While it’s unfortunate that I was unable to really test the headline feature of the WRT 3200ACM, the overall improvement on the 5Ghz range does suggest that this should certainly have the potential to really shine when using extra bandwidth that the extra 80Mhz would provide. The internal spec bump has certainly helped overall performance over the WRT1900ACS in this area, once again putting Linksys into the performance spotlight. Sadly, the same cannot be said for the 2.4Ghz spectrum, which saw performance levels around 50% or worse than the 1900ACS, I would hope this is rectified with future firmware updates, since components wise I can see no real obvious reason for the performance drop. This said however 2.4Ghz while still in use is falling increasingly out of favour as more and more devices ship with 5Ghz support as standard, with 2.4GHz as a fall back if 5Ghz is not available; indeed the only none 5Ghz device I could quickly find to hand was a Nintendo 3DS XL, though the rise of home automation devices has seen a resurgence in use of 2.4Ghz frequencies, since these devices lack the bandwidth requirements of devices like Laptops, Smart phones and similar, so the lower throughput while not ideal shouldn’t have a significant impact on this kind of hardware.

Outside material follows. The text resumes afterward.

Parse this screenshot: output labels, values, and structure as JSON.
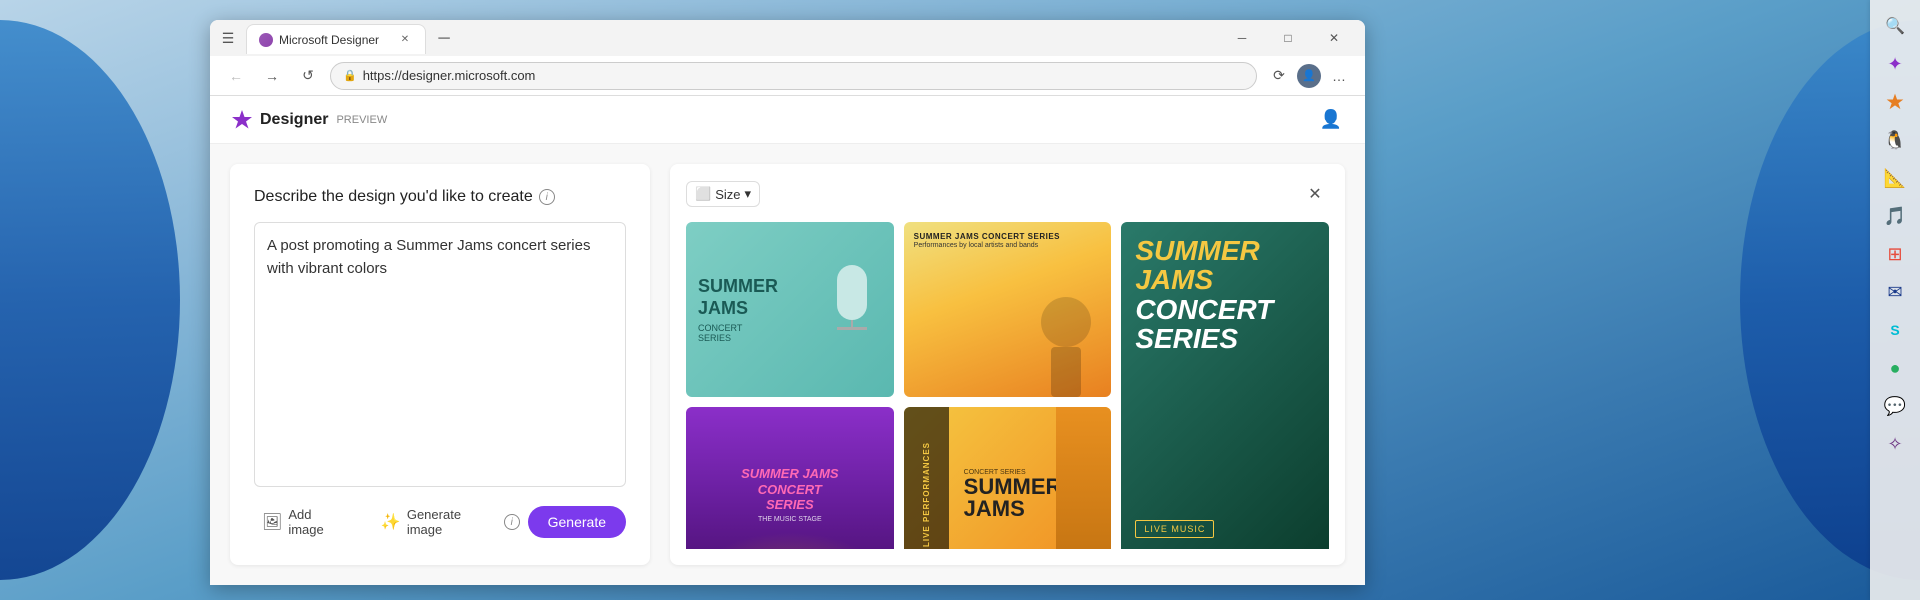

In terms of recommending the WRT 3200ACM over the other WRT routers it becomes a harder sell, since while 5Ghz performance is markedly better not only is the device is more expensive, thanks to the fact the 1900ACS has seen a drop in price due to no longer being the flagship product, there is simply no support for 160Mhz Wi-Fi on the market currently beyond buying another WRT 3200ACM; something which in many cases may be overkill for most users unless you are looking to use it as a wireless bridge from one part of your home/office to another due perhaps to not being able, or being unwilling to run Ethernet cabling. Combine this with the lower performance on the 2.4Ghz range and it does become more difficult to push people to this router over the WRT 1900ACS. Certainly, if you are in the market to buy a WRT device you would do well to consider the 3200 if it is within your budget but as an upgrade over an existing 3X3 80 router, it’s not something I would urge you to rush out to buy, at least not until there is more support for 160Mhz Wi-Fi.
- Super Fast
- Intuitive GUI
- Poor 2.4GHz Performance